For your buck you get a simple, easy to use application that you hope you never have to use. The pages are navigated from 5 tabs at the bottom of the screen. “MyInfo” lists your name and up to three emergency contacts (they can be dialed directly from within the app), and is integrated with your regular phone contacts (in fact, you have to select numbers that you already have saved in the phone’s contacts. The “contacts” tab lists additional information, such as other contacts and their relation to you (parent, spouse, etc…), your physician, hospital, insurance company and even medical record number. The “Medical” tab allows you to list your DOB, blood type, medications, allergies, and any chronic medical conditions you may suffer from. Finally, the “wallpaper” tab allows you to (you guessed it), make a wallpaper to put up on your lockscreen that directs medical personnel with who to contact, any kind of reward information, and instructions to open the app in order to get more medical information.
What the app does well:
It puts everything together really nicely, all for just a buck.
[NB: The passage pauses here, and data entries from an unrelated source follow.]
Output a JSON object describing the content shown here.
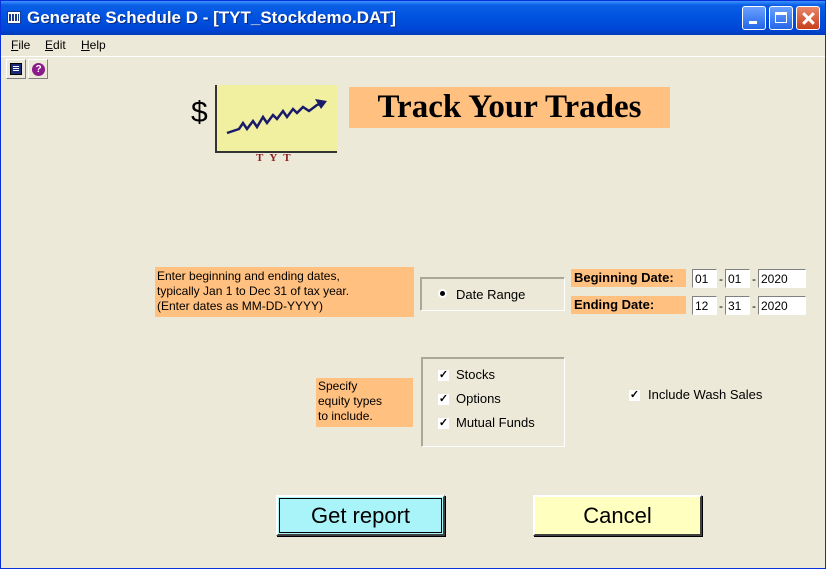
{
  "window": {
    "title": "Generate Schedule D - [TYT_Stockdemo.DAT]"
  },
  "menu": {
    "items": [
      "File",
      "Edit",
      "Help"
    ]
  },
  "toolbar": {
    "icons": [
      "print-icon",
      "help-icon"
    ]
  },
  "logo": {
    "symbol": "$",
    "caption": "TYT"
  },
  "banner": {
    "title": "Track Your Trades"
  },
  "date_section": {
    "instructions": [
      "Enter beginning and ending dates,",
      "typically Jan 1 to Dec 31 of tax year.",
      "(Enter dates as MM-DD-YYYY)"
    ],
    "radio_label": "Date Range",
    "radio_selected": true,
    "beginning_label": "Beginning Date:",
    "beginning": {
      "month": "01",
      "day": "01",
      "year": "2020"
    },
    "ending_label": "Ending Date:",
    "ending": {
      "month": "12",
      "day": "31",
      "year": "2020"
    },
    "separator": "-"
  },
  "equity_section": {
    "instructions": [
      "Specify",
      "equity types",
      "to include."
    ],
    "options": [
      {
        "label": "Stocks",
        "checked": true
      },
      {
        "label": "Options",
        "checked": true
      },
      {
        "label": "Mutual Funds",
        "checked": true
      }
    ]
  },
  "wash_sales": {
    "label": "Include Wash Sales",
    "checked": true
  },
  "buttons": {
    "get_report": "Get report",
    "cancel": "Cancel"
  },
  "colors": {
    "label_bg": "#ffc080",
    "get_report_bg": "#a8f4f8",
    "cancel_bg": "#ffffc0",
    "logo_bg": "#f0f0a0",
    "window_bg": "#ece9d8"
  }
}
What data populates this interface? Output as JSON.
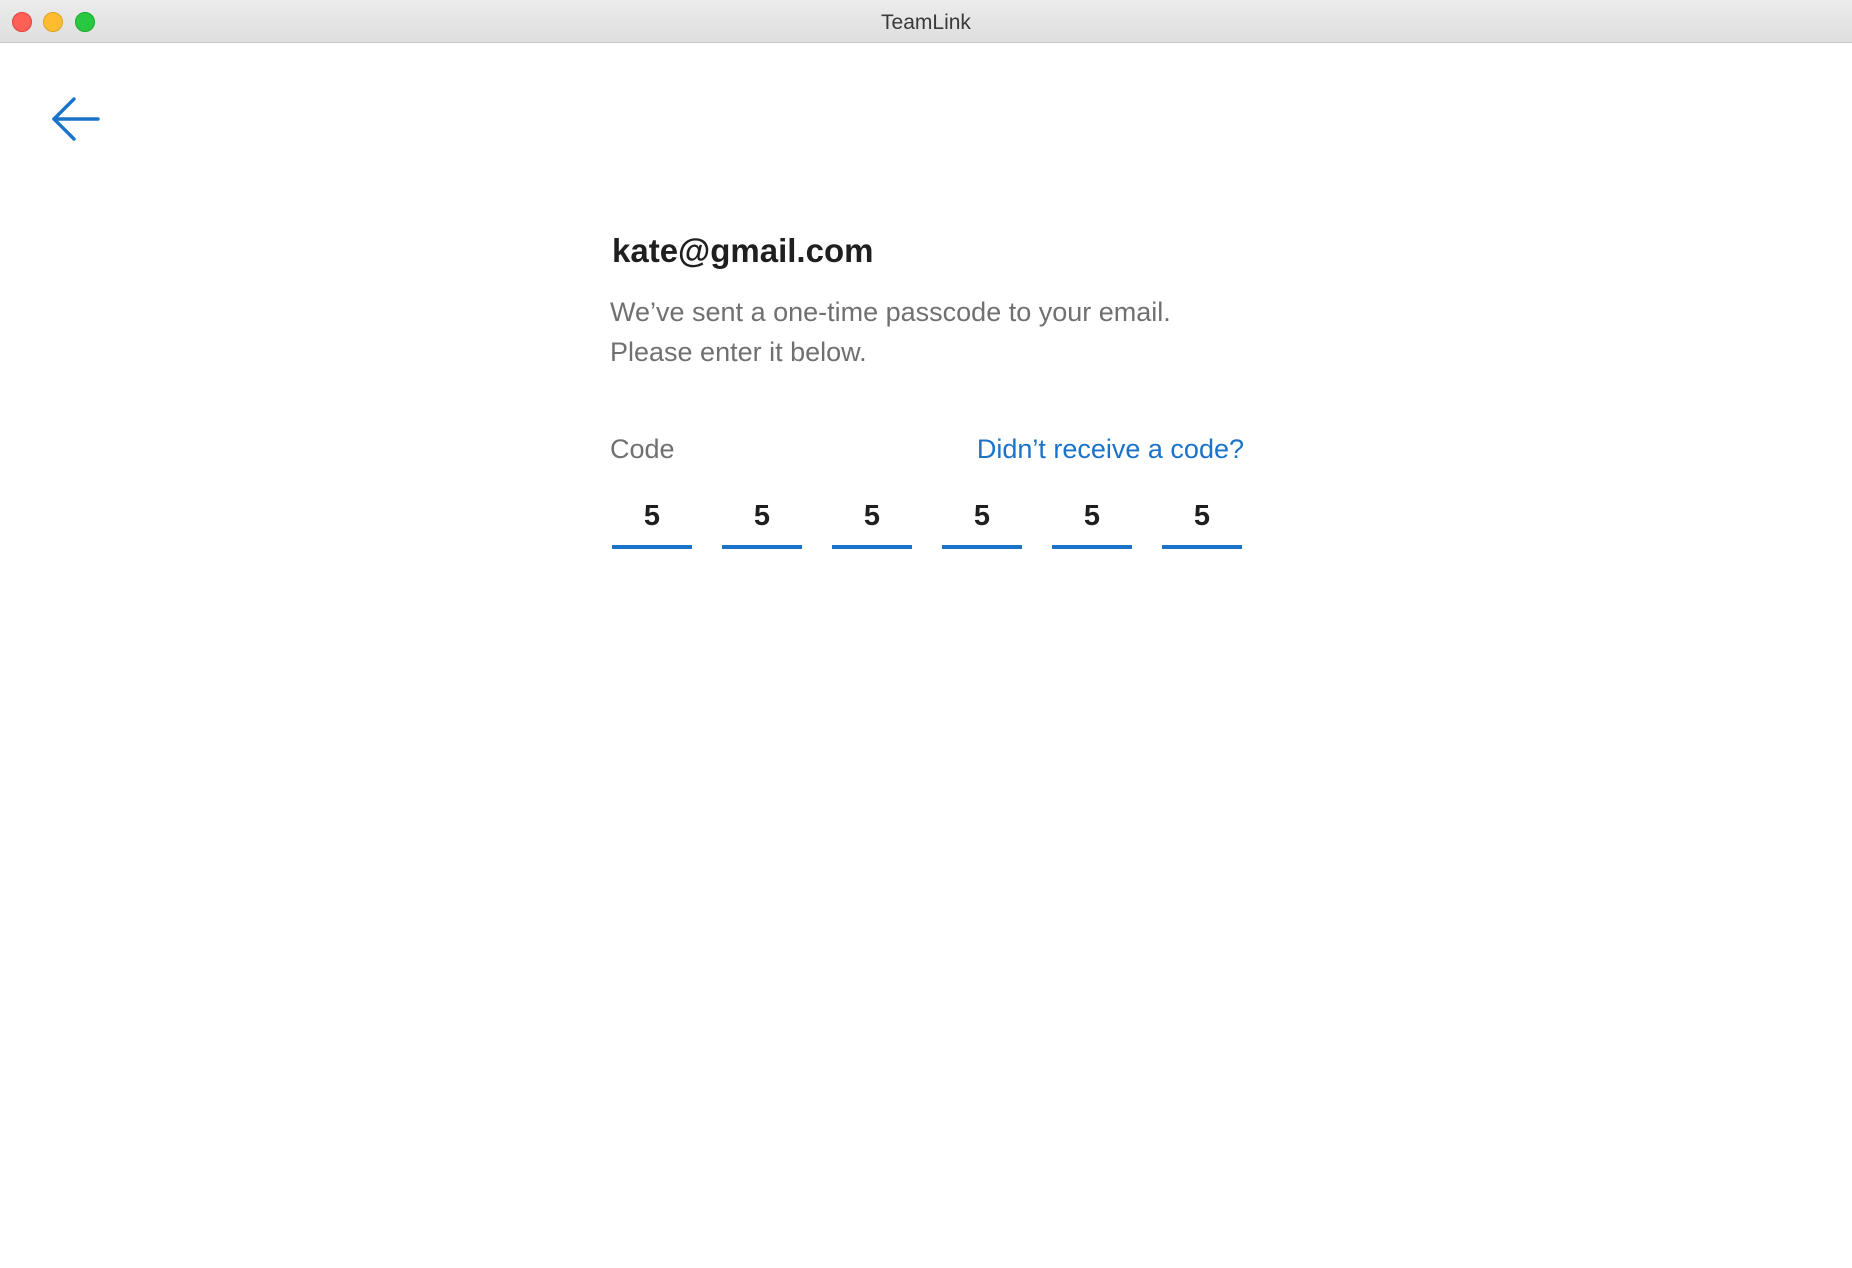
{
  "window": {
    "title": "TeamLink"
  },
  "nav": {
    "back_icon": "arrow-left-icon"
  },
  "content": {
    "email": "kate@gmail.com",
    "message_line1": "We’ve sent a one-time passcode to your email.",
    "message_line2": "Please enter it below."
  },
  "code": {
    "label": "Code",
    "resend_link": "Didn’t receive a code?",
    "digits": [
      "5",
      "5",
      "5",
      "5",
      "5",
      "5"
    ]
  },
  "colors": {
    "accent": "#1a73c8",
    "text_primary": "#1f1f1f",
    "text_secondary": "#707070"
  }
}
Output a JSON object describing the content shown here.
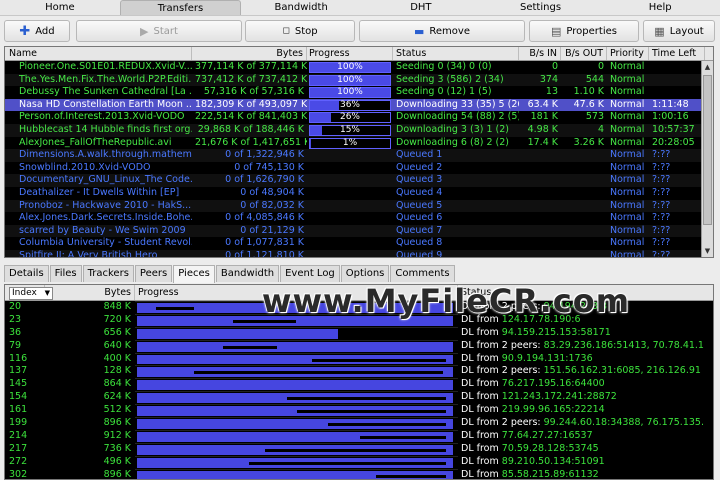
{
  "menu": [
    "Home",
    "Transfers",
    "Bandwidth",
    "DHT",
    "Settings",
    "Help"
  ],
  "menu_active": 1,
  "toolbar": {
    "add": "Add",
    "start": "Start",
    "stop": "Stop",
    "remove": "Remove",
    "properties": "Properties",
    "layout": "Layout"
  },
  "transfers": {
    "columns": [
      "Name",
      "Bytes",
      "Progress",
      "Status",
      "B/s IN",
      "B/s OUT",
      "Priority",
      "Time Left"
    ],
    "rows": [
      {
        "name": "Pioneer.One.S01E01.REDUX.Xvid-V...",
        "bytes": "377,114 K of 377,114 K",
        "progress": 100,
        "plabel": "100%",
        "status": "Seeding 0 (34) 0 (0)",
        "bin": "0",
        "bout": "0",
        "priority": "Normal",
        "time": "",
        "color": "#46e846"
      },
      {
        "name": "The.Yes.Men.Fix.The.World.P2P.Editi...",
        "bytes": "737,412 K of 737,412 K",
        "progress": 100,
        "plabel": "100%",
        "status": "Seeding 3 (586) 2 (34)",
        "bin": "374",
        "bout": "544",
        "priority": "Normal",
        "time": "",
        "color": "#46e846"
      },
      {
        "name": "Debussy The Sunken Cathedral [La ...",
        "bytes": "57,316 K of 57,316 K",
        "progress": 100,
        "plabel": "100%",
        "status": "Seeding 0 (12) 1 (5)",
        "bin": "13",
        "bout": "1.10 K",
        "priority": "Normal",
        "time": "",
        "color": "#46e846"
      },
      {
        "name": "Nasa HD Constellation Earth Moon ...",
        "bytes": "182,309 K of 493,097 K",
        "progress": 36,
        "plabel": "36%",
        "status": "Downloading 33 (35) 5 (26)",
        "bin": "63.4 K",
        "bout": "47.6 K",
        "priority": "Normal",
        "time": "1:11:48",
        "color": "#46e846",
        "selected": true
      },
      {
        "name": "Person.of.Interest.2013.Xvid-VODO",
        "bytes": "222,514 K of 841,403 K",
        "progress": 26,
        "plabel": "26%",
        "status": "Downloading 54 (88) 2 (5)",
        "bin": "181 K",
        "bout": "573",
        "priority": "Normal",
        "time": "1:00:16",
        "color": "#46e846"
      },
      {
        "name": "Hubblecast 14 Hubble finds first org...",
        "bytes": "29,868 K of 188,446 K",
        "progress": 15,
        "plabel": "15%",
        "status": "Downloading 3 (3) 1 (2)",
        "bin": "4.98 K",
        "bout": "4",
        "priority": "Normal",
        "time": "10:57:37",
        "color": "#46e846"
      },
      {
        "name": "AlexJones_FallOfTheRepublic.avi",
        "bytes": "21,676 K of 1,417,651 K",
        "progress": 1,
        "plabel": "1%",
        "status": "Downloading 6 (8) 2 (2)",
        "bin": "17.4 K",
        "bout": "3.26 K",
        "priority": "Normal",
        "time": "20:28:05",
        "color": "#46e846"
      },
      {
        "name": "Dimensions.A.walk.through.mathem...",
        "bytes": "0 of 1,322,946 K",
        "progress": 0,
        "plabel": "",
        "status": "Queued 1",
        "bin": "",
        "bout": "",
        "priority": "Normal",
        "time": "?:??",
        "color": "#4a78ff"
      },
      {
        "name": "Snowblind.2010.Xvid-VODO",
        "bytes": "0 of 745,130 K",
        "progress": 0,
        "plabel": "",
        "status": "Queued 2",
        "bin": "",
        "bout": "",
        "priority": "Normal",
        "time": "?:??",
        "color": "#4a78ff"
      },
      {
        "name": "Documentary_GNU_Linux_The Code...",
        "bytes": "0 of 1,626,790 K",
        "progress": 0,
        "plabel": "",
        "status": "Queued 3",
        "bin": "",
        "bout": "",
        "priority": "Normal",
        "time": "?:??",
        "color": "#4a78ff"
      },
      {
        "name": "Deathalizer - It Dwells Within [EP]",
        "bytes": "0 of 48,904 K",
        "progress": 0,
        "plabel": "",
        "status": "Queued 4",
        "bin": "",
        "bout": "",
        "priority": "Normal",
        "time": "?:??",
        "color": "#4a78ff"
      },
      {
        "name": "Pronoboz - Hackwave 2010 - HakS...",
        "bytes": "0 of 82,032 K",
        "progress": 0,
        "plabel": "",
        "status": "Queued 5",
        "bin": "",
        "bout": "",
        "priority": "Normal",
        "time": "?:??",
        "color": "#4a78ff"
      },
      {
        "name": "Alex.Jones.Dark.Secrets.Inside.Bohe...",
        "bytes": "0 of 4,085,846 K",
        "progress": 0,
        "plabel": "",
        "status": "Queued 6",
        "bin": "",
        "bout": "",
        "priority": "Normal",
        "time": "?:??",
        "color": "#4a78ff"
      },
      {
        "name": "scarred by Beauty - We Swim 2009",
        "bytes": "0 of 21,129 K",
        "progress": 0,
        "plabel": "",
        "status": "Queued 7",
        "bin": "",
        "bout": "",
        "priority": "Normal",
        "time": "?:??",
        "color": "#4a78ff"
      },
      {
        "name": "Columbia University - Student Revol...",
        "bytes": "0 of 1,077,831 K",
        "progress": 0,
        "plabel": "",
        "status": "Queued 8",
        "bin": "",
        "bout": "",
        "priority": "Normal",
        "time": "?:??",
        "color": "#4a78ff"
      },
      {
        "name": "Spitfire II: A Very British Hero",
        "bytes": "0 of 1,121,810 K",
        "progress": 0,
        "plabel": "",
        "status": "Queued 9",
        "bin": "",
        "bout": "",
        "priority": "Normal",
        "time": "?:??",
        "color": "#4a78ff"
      }
    ]
  },
  "tabs": [
    "Details",
    "Files",
    "Trackers",
    "Peers",
    "Pieces",
    "Bandwidth",
    "Event Log",
    "Options",
    "Comments"
  ],
  "tab_active": 4,
  "pieces": {
    "sort_select": "Index",
    "columns": [
      "Bytes",
      "Progress",
      "Status"
    ],
    "rows": [
      {
        "index": "20",
        "bytes": "848 K",
        "fill": 99,
        "gap": [
          6,
          18
        ],
        "status_text": "DL from 2 peers:",
        "peer": "94.194.203.3"
      },
      {
        "index": "23",
        "bytes": "720 K",
        "fill": 99,
        "gap": [
          30,
          50
        ],
        "status_text": "DL from",
        "peer": "124.17.78.190:6"
      },
      {
        "index": "36",
        "bytes": "656 K",
        "fill": 63,
        "gap": [],
        "status_text": "DL from",
        "peer": "94.159.215.153:58171"
      },
      {
        "index": "79",
        "bytes": "640 K",
        "fill": 99,
        "gap": [
          27,
          44
        ],
        "status_text": "DL from 2 peers:",
        "peer": "83.29.236.186:51413, 70.78.41.1"
      },
      {
        "index": "116",
        "bytes": "400 K",
        "fill": 99,
        "gap": [
          55,
          97
        ],
        "status_text": "DL from",
        "peer": "90.9.194.131:1736"
      },
      {
        "index": "137",
        "bytes": "128 K",
        "fill": 99,
        "gap": [
          18,
          96
        ],
        "status_text": "DL from 2 peers:",
        "peer": "151.56.162.31:6085, 216.126.91"
      },
      {
        "index": "145",
        "bytes": "864 K",
        "fill": 99,
        "gap": [],
        "status_text": "DL from",
        "peer": "76.217.195.16:64400"
      },
      {
        "index": "154",
        "bytes": "624 K",
        "fill": 99,
        "gap": [
          47,
          97
        ],
        "status_text": "DL from",
        "peer": "121.243.172.241:28872"
      },
      {
        "index": "161",
        "bytes": "512 K",
        "fill": 99,
        "gap": [
          50,
          97
        ],
        "status_text": "DL from",
        "peer": "219.99.96.165:22214"
      },
      {
        "index": "199",
        "bytes": "896 K",
        "fill": 99,
        "gap": [
          60,
          97
        ],
        "status_text": "DL from 2 peers:",
        "peer": "99.244.60.18:34388, 76.175.135."
      },
      {
        "index": "214",
        "bytes": "912 K",
        "fill": 99,
        "gap": [
          70,
          97
        ],
        "status_text": "DL from",
        "peer": "77.64.27.27:16537"
      },
      {
        "index": "217",
        "bytes": "736 K",
        "fill": 99,
        "gap": [
          40,
          97
        ],
        "status_text": "DL from",
        "peer": "70.59.28.128:53745"
      },
      {
        "index": "272",
        "bytes": "496 K",
        "fill": 99,
        "gap": [
          35,
          97
        ],
        "status_text": "DL from",
        "peer": "89.210.50.134:51091"
      },
      {
        "index": "302",
        "bytes": "896 K",
        "fill": 99,
        "gap": [
          75,
          97
        ],
        "status_text": "DL from",
        "peer": "85.58.215.89:61132"
      }
    ]
  },
  "watermark": "www.MyFileCR.com",
  "colors": {
    "seeding": "#46e846",
    "queued": "#4a78ff",
    "selected_row": "#5050c8",
    "progress_fill": "#4646e0"
  }
}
All of the things this app does can be done on your own (for example, Photoshop or paint even can edit backgrounds & you could write an “ICE” note in the iPhone’s notes application). However, this puts it all together in a clean tidy app.
What could be improved:
Some of the fields (such as the wallpaper message, or your name) will default to an all caps setting that you can’t undo, basically making you manually uncap every letter before typing it.
Who would I recommend this app for?
*This app would be a no-brainer to purchase if you have some life-threatening or chronic medical condition and even more so with a long list of medical conditions and medications.
*I think it’d be amazingly helpful as a clinician if my patient could just hand me their phone with a list of their medical conditions, medications and allergies (or any prepared list for that matter).
*This app would be most useful for the patient that has a complex past medical history and is traveling away from their usual health care providers / hospital.
*For the general users, you’ll have to balance how much of your information you want people that find your phone (and or wallet) to have.
*For just a dollar though, if you decide you want ICE information on your phone, this is the way to go. You can find the app on iTunes here.
Should you get it?
Will I (or you) actually use this? First of all, I’ve not been a huge fan of ICE (In Case of Emergency) programs in the past. In fact, I don’t even have an “ICE” phone number in my contacts list. And I’ve never looked through any of my patient’s phones (during a resuscitation or otherwise). It would be interesting to know how often EMS & Paramedics actually check phones for ICE contacts (please let us know in the comments section).
So, say you have the program, but you have a password lock on your phone in case it’s ever lost or stolen? The makers of iEmergency address this issue with a printable card from their website for your wallet that will direct emergency personnel to the iPhone app, and even give them your phone’s lock code (if you’ve listed it). Here’s the thing though, what if you get mugged and your friendly mugger decides to take both your phone and your wallet? Now not only do they have an unlocked phone, but all your medical information as well. And the printable card for your wallet? Why not just print out your medical conditions, blood type and allergies on the card and keep that in your wallet (this will still work even when your iPhone’s battery is dead)?